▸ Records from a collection
* * * * * * *
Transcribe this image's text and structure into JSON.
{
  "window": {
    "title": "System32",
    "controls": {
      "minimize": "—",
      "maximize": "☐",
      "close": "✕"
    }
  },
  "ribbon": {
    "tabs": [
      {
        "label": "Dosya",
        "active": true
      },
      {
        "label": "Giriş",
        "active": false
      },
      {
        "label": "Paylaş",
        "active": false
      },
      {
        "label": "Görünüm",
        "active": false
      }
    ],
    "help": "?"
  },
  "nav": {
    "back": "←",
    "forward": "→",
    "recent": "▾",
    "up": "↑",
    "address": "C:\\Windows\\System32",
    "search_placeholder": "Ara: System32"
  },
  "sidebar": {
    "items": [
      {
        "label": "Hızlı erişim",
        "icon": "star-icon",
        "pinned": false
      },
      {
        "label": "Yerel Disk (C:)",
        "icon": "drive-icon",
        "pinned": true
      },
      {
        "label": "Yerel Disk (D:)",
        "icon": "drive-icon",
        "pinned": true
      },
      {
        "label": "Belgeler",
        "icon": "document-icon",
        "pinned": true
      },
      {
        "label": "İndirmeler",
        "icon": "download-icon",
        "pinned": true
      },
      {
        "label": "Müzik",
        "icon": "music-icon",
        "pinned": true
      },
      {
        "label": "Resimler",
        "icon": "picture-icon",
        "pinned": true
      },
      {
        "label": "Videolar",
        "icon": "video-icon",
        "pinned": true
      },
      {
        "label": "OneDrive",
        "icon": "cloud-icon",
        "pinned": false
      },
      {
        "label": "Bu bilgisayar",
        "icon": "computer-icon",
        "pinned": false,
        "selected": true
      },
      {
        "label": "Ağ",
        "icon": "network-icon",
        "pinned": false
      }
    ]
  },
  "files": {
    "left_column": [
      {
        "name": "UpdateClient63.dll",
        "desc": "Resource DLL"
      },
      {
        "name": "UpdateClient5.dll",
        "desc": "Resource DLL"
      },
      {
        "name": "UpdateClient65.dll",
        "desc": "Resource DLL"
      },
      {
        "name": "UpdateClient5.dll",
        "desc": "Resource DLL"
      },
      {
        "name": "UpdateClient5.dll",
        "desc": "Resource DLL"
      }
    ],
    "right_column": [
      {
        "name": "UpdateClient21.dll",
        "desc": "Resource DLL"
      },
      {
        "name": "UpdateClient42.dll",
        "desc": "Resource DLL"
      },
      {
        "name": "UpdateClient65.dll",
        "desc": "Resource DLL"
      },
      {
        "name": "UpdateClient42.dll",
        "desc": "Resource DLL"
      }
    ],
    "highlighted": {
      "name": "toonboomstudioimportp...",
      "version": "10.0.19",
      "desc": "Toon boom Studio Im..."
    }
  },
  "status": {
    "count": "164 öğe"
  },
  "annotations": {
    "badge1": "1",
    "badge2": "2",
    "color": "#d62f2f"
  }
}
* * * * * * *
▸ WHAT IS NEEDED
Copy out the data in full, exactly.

▸ ANSWER BOX
Transcribe this image's text and structure into JSON.
{
  "window": {
    "title": "System32",
    "controls": {
      "minimize": "—",
      "maximize": "☐",
      "close": "✕"
    }
  },
  "ribbon": {
    "tabs": [
      {
        "label": "Dosya",
        "active": true
      },
      {
        "label": "Giriş",
        "active": false
      },
      {
        "label": "Paylaş",
        "active": false
      },
      {
        "label": "Görünüm",
        "active": false
      }
    ],
    "help": "?"
  },
  "nav": {
    "back": "←",
    "forward": "→",
    "recent": "▾",
    "up": "↑",
    "address": "C:\\Windows\\System32",
    "search_placeholder": "Ara: System32"
  },
  "sidebar": {
    "items": [
      {
        "label": "Hızlı erişim",
        "icon": "star-icon",
        "pinned": false
      },
      {
        "label": "Yerel Disk (C:)",
        "icon": "drive-icon",
        "pinned": true
      },
      {
        "label": "Yerel Disk (D:)",
        "icon": "drive-icon",
        "pinned": true
      },
      {
        "label": "Belgeler",
        "icon": "document-icon",
        "pinned": true
      },
      {
        "label": "İndirmeler",
        "icon": "download-icon",
        "pinned": true
      },
      {
        "label": "Müzik",
        "icon": "music-icon",
        "pinned": true
      },
      {
        "label": "Resimler",
        "icon": "picture-icon",
        "pinned": true
      },
      {
        "label": "Videolar",
        "icon": "video-icon",
        "pinned": true
      },
      {
        "label": "OneDrive",
        "icon": "cloud-icon",
        "pinned": false
      },
      {
        "label": "Bu bilgisayar",
        "icon": "computer-icon",
        "pinned": false,
        "selected": true
      },
      {
        "label": "Ağ",
        "icon": "network-icon",
        "pinned": false
      }
    ]
  },
  "files": {
    "left_column": [
      {
        "name": "UpdateClient63.dll",
        "desc": "Resource DLL"
      },
      {
        "name": "UpdateClient5.dll",
        "desc": "Resource DLL"
      },
      {
        "name": "UpdateClient65.dll",
        "desc": "Resource DLL"
      },
      {
        "name": "UpdateClient5.dll",
        "desc": "Resource DLL"
      },
      {
        "name": "UpdateClient5.dll",
        "desc": "Resource DLL"
      }
    ],
    "right_column": [
      {
        "name": "UpdateClient21.dll",
        "desc": "Resource DLL"
      },
      {
        "name": "UpdateClient42.dll",
        "desc": "Resource DLL"
      },
      {
        "name": "UpdateClient65.dll",
        "desc": "Resource DLL"
      },
      {
        "name": "UpdateClient42.dll",
        "desc": "Resource DLL"
      }
    ],
    "highlighted": {
      "name": "toonboomstudioimportp...",
      "version": "10.0.19",
      "desc": "Toon boom Studio Im..."
    }
  },
  "status": {
    "count": "164 öğe"
  },
  "annotations": {
    "badge1": "1",
    "badge2": "2",
    "color": "#d62f2f"
  }
}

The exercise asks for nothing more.